Not true! The best way for children of all ages to learn is finding answers to self-created questions.

How have you created an environment in which your child’s natural curiosity and experimentation have flourished? What could you create to nurture his learning from the inside out?

Please write in the comment space below and share with me what inspires your child, what you’ve done to nurture her interests, or what you’re going to do after reading this article.

Education that Nurtures Our Children

Our traditional approach to educating our children with its testing, grades, limiting structure and teacher-directed learning troubles me greatly. I can use words to describe what’s possible. Yet the most effective way is to show you.

That’s why, when I came across this inspiring, beautifully-done video of a child-directed learning program in which children’s natural curiosity and love of learning are nurtured, I had to share it with you.

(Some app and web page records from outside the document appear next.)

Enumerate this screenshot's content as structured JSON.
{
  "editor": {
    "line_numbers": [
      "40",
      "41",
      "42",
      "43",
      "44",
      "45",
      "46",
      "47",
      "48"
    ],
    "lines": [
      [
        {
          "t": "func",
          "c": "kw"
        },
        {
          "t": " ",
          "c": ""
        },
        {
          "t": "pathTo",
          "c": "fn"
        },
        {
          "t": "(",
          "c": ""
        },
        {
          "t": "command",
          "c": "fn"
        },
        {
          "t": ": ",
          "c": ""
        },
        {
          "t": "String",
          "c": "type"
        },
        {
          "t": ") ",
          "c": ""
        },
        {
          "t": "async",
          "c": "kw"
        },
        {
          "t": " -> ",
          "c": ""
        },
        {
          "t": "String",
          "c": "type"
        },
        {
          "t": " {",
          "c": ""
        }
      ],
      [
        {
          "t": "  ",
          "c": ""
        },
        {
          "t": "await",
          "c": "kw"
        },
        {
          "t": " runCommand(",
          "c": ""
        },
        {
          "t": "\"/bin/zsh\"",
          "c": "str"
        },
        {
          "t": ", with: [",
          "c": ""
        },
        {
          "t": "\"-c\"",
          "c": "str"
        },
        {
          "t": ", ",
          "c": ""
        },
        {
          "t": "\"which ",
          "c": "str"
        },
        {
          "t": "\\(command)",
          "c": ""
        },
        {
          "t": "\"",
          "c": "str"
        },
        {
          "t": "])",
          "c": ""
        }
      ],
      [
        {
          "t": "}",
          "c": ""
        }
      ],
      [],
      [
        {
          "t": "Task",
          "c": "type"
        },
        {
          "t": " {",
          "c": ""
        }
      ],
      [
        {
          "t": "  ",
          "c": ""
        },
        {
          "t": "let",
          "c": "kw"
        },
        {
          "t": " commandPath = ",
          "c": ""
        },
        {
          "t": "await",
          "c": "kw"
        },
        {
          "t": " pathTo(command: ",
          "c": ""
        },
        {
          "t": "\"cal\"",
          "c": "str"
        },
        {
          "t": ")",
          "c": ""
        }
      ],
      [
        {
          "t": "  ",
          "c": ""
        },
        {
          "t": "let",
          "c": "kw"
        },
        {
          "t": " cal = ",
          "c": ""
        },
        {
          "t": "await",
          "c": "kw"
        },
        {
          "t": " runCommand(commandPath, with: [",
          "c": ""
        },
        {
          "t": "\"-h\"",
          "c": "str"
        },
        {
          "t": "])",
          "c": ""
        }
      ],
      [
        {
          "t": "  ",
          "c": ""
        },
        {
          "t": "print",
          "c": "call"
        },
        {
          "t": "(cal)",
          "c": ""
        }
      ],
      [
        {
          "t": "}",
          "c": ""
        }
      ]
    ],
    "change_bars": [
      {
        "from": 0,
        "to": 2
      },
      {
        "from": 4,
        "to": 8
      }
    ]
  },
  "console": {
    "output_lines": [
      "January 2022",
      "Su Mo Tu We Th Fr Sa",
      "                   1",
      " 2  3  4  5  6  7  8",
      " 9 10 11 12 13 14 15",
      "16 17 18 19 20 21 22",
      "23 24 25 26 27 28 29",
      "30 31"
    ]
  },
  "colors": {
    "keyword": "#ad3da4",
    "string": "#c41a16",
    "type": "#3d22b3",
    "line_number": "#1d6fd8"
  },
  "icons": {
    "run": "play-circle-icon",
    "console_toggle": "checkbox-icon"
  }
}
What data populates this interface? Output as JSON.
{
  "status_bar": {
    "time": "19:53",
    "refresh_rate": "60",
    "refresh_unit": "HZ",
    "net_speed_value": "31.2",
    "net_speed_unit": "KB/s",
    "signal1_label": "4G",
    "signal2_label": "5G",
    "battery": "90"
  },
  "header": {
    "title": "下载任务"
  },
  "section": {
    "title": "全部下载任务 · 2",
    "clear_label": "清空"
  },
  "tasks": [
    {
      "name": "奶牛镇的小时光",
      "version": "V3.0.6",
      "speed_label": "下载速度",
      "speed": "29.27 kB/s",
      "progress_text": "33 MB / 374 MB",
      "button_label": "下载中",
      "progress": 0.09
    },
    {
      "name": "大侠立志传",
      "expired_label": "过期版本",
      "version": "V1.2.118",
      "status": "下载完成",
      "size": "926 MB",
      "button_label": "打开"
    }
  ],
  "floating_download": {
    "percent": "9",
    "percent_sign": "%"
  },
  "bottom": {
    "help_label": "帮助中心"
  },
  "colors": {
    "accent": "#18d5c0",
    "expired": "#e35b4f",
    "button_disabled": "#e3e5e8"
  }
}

Voyager Community School in Farmingdale, NJ, created this short video to tell others about their school and to demonstrate the joy and effectiveness of their non-traditional approach to providing an emotionally-nurturing learning environment for children.

I urge you to take just a few minutes right now – it’s less than 4 minutes long – to open your mind and your heart to considering the kind of ‘education’ you want your child to experience as you watch this video.

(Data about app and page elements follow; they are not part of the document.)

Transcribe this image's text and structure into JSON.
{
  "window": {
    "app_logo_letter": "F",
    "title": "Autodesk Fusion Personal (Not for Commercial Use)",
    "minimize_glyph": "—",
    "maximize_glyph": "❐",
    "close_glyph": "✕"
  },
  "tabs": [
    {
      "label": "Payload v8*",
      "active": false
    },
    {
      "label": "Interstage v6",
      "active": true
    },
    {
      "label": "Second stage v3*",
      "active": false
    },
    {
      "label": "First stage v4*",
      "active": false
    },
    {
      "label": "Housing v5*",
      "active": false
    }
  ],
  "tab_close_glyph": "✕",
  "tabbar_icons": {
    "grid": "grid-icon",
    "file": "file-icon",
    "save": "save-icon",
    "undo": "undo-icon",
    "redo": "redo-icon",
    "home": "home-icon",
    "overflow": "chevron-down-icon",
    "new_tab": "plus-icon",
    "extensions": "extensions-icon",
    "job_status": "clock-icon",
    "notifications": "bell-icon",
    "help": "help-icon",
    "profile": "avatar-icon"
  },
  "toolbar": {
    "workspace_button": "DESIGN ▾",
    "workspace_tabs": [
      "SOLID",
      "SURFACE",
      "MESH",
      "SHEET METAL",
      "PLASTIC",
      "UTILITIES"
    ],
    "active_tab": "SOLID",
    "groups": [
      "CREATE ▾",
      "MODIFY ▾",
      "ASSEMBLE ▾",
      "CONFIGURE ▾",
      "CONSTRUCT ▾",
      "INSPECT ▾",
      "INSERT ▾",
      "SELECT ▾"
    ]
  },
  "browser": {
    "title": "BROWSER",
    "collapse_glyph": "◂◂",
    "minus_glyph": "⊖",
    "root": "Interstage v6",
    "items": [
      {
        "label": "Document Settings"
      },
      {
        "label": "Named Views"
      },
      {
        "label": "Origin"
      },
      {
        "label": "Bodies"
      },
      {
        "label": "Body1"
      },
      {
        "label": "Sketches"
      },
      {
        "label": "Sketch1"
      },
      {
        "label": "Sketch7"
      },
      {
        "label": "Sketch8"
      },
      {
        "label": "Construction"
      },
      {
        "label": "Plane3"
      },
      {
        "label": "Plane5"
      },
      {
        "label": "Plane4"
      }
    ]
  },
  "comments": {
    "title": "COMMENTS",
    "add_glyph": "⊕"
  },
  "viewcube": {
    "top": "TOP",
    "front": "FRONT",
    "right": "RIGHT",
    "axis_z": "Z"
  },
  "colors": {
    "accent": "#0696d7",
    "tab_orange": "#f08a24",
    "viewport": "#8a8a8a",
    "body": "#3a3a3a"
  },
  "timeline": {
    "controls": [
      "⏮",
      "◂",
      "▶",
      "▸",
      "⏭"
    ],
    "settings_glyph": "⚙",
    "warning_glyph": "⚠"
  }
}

Then pause for a few moments to consider your child’s educational experience and consider what options you may have to create something more supportive of your child.

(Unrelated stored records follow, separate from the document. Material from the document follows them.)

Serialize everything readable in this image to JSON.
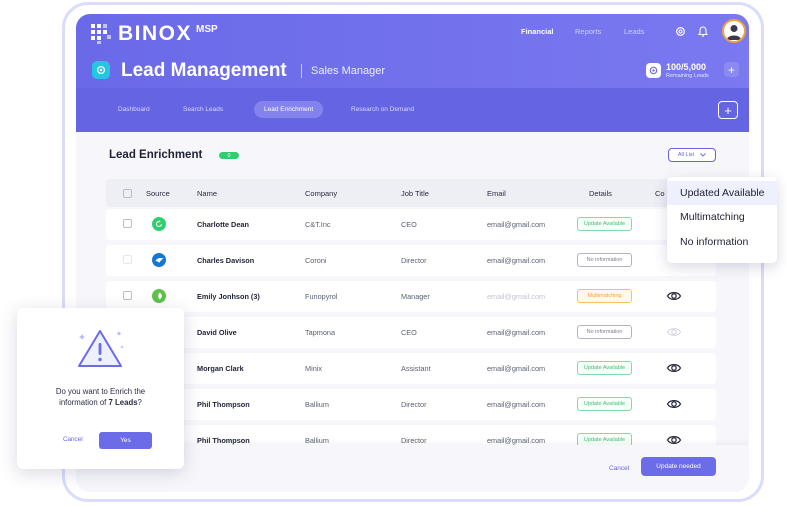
{
  "brand": {
    "name": "BINOX",
    "suffix": "MSP"
  },
  "topnav": [
    "Financial",
    "Reports",
    "Leads"
  ],
  "page": {
    "title": "Lead Management",
    "subtitle": "Sales Manager"
  },
  "credits": {
    "value": "100/5,000",
    "label": "Remaining Leads"
  },
  "tabs": [
    "Dashboard",
    "Search Leads",
    "Lead Enrichment",
    "Research on Demand"
  ],
  "active_tab": "Lead Enrichment",
  "section": {
    "title": "Lead Enrichment",
    "badge": "0",
    "filter": "All List"
  },
  "table": {
    "headers": [
      "Source",
      "Name",
      "Company",
      "Job Title",
      "Email",
      "Details",
      "Co"
    ],
    "rows": [
      {
        "name": "Charlotte Dean",
        "company": "C&T.Inc",
        "title": "CEO",
        "email": "email@gmail.com",
        "details": "Update Available",
        "source_icon": "refresh-icon"
      },
      {
        "name": "Charles Davison",
        "company": "Coroni",
        "title": "Director",
        "email": "email@gmail.com",
        "details": "No information",
        "source_icon": "bird-icon"
      },
      {
        "name": "Emily Jonhson (3)",
        "company": "Funopyrol",
        "title": "Manager",
        "email": "email@gmail.com",
        "details": "Multimatching",
        "source_icon": "leaf-icon"
      },
      {
        "name": "David Olive",
        "company": "Tapmona",
        "title": "CEO",
        "email": "email@gmail.com",
        "details": "No information"
      },
      {
        "name": "Morgan Clark",
        "company": "Minix",
        "title": "Assistant",
        "email": "email@gmail.com",
        "details": "Update Available"
      },
      {
        "name": "Phil Thompson",
        "company": "Ballium",
        "title": "Director",
        "email": "email@gmail.com",
        "details": "Update Available"
      },
      {
        "name": "Phil Thompson",
        "company": "Ballium",
        "title": "Director",
        "email": "email@gmail.com",
        "details": "Update Available"
      }
    ]
  },
  "footer": {
    "cancel": "Cancel",
    "update": "Update needed"
  },
  "dropdown": [
    "Updated Available",
    "Multimatching",
    "No information"
  ],
  "modal": {
    "line1": "Do you want to Enrich the",
    "line2_prefix": "information of ",
    "line2_bold": "7 Leads",
    "line2_suffix": "?",
    "cancel": "Cancel",
    "yes": "Yes"
  },
  "colors": {
    "accent": "#6564e3",
    "green": "#2fcf6f",
    "orange": "#f0a23c"
  }
}
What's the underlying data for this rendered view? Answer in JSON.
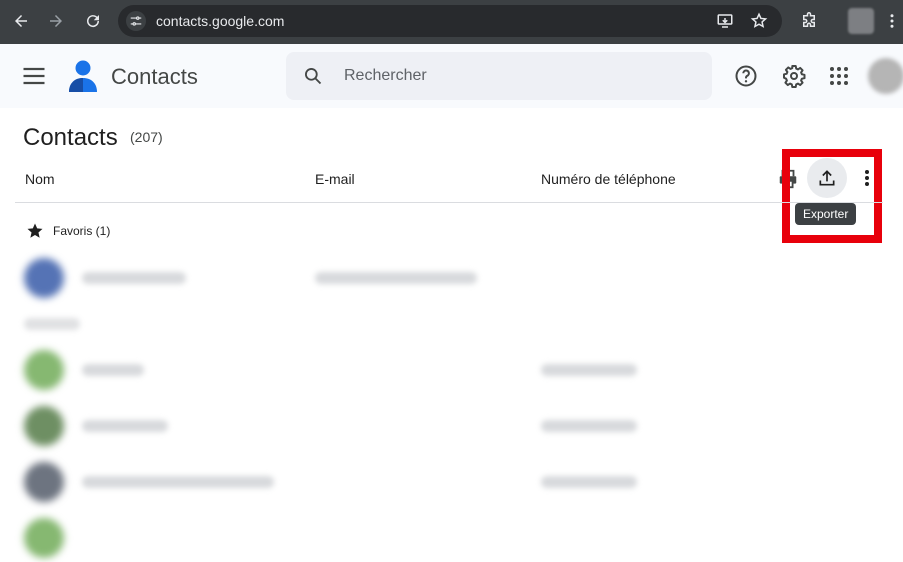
{
  "browser": {
    "url": "contacts.google.com"
  },
  "app": {
    "title": "Contacts"
  },
  "search": {
    "placeholder": "Rechercher"
  },
  "main": {
    "title": "Contacts",
    "count": "(207)",
    "columns": [
      "Nom",
      "E-mail",
      "Numéro de téléphone"
    ],
    "toolbar": {
      "export_tooltip": "Exporter"
    },
    "favorites_label": "Favoris (1)"
  },
  "colors": {
    "highlight": "#e8000b",
    "brand_blue": "#1a73e8"
  }
}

Summer is almost here. This is a perfect time to reflect on and create the best option for your child and for you this September.

Here is the viideo! Enjoy!

Helping Your Child with Homework – Most Common Parenting Mistake

If you struggle to get your child to do her homework, the most common mistake you’re likely making is taking responsibility for something that is her responsibility. Too much structure imposed by you limits your child’s ability to create structure that supports and works for her. You’re teaching her to rely on you instead of developing her own inner resources.

Plus, the frequent struggle, conflict and pressure you both experience profoundly hurts the emotional connection between you and your child – your most precious resource and delight as a parent.

The most powerful antidote to struggling with your child to do her homework is to empower your child to develop her own approach and plan about her homework and to stay out of her way, being there for her only when you’re asked.

Are you struggling or concerned about a school-related issue? If you’d like some new ideas and strategies that will help you resolve these challenges, check out my new teleclass series : “The Fast Track to Solving the Day-to-Day Challenges of Helping Your Child Succeed in School.”

Academic Pressure on Your Child – Most Common Parenting Mistake

Whether your child is an ‘A’ student or is struggling to ‘pass,’ she daily experiences pressure to perform and meet academic expectations. If she honestly loves school and is relaxed and happy in that environment because school comes easily for her, then she’s probably doing okay.

This is not the case for most children. Most children struggle in one way or another with the pressure to get good grades, learn math and science, to pass the tests, to be the best in their class, to never make a mistake.

If you’re like most parents, the most common and biggest mistake you may make regarding the academic pressure placed on your child is to ignore it. That’s right…ignoring it.

The most powerful antidote to academic pressure to perform in school is a great relationship with your child. With an emotionally close, honest relationship with your child, your child will talk with you about her struggles, her feelings, and you’re there to listen with an open, accepting, loving heart.

From here, the problems of the world can be solved…

Are you struggling or concerned about a school-related issue? If you’d like some new ideas and strategies that will help you resolve these challenges, check out my new teleclass series:  “The Fast Track to Solving the Day-to-Day Challenges of Helping Your Child Succeed in School.”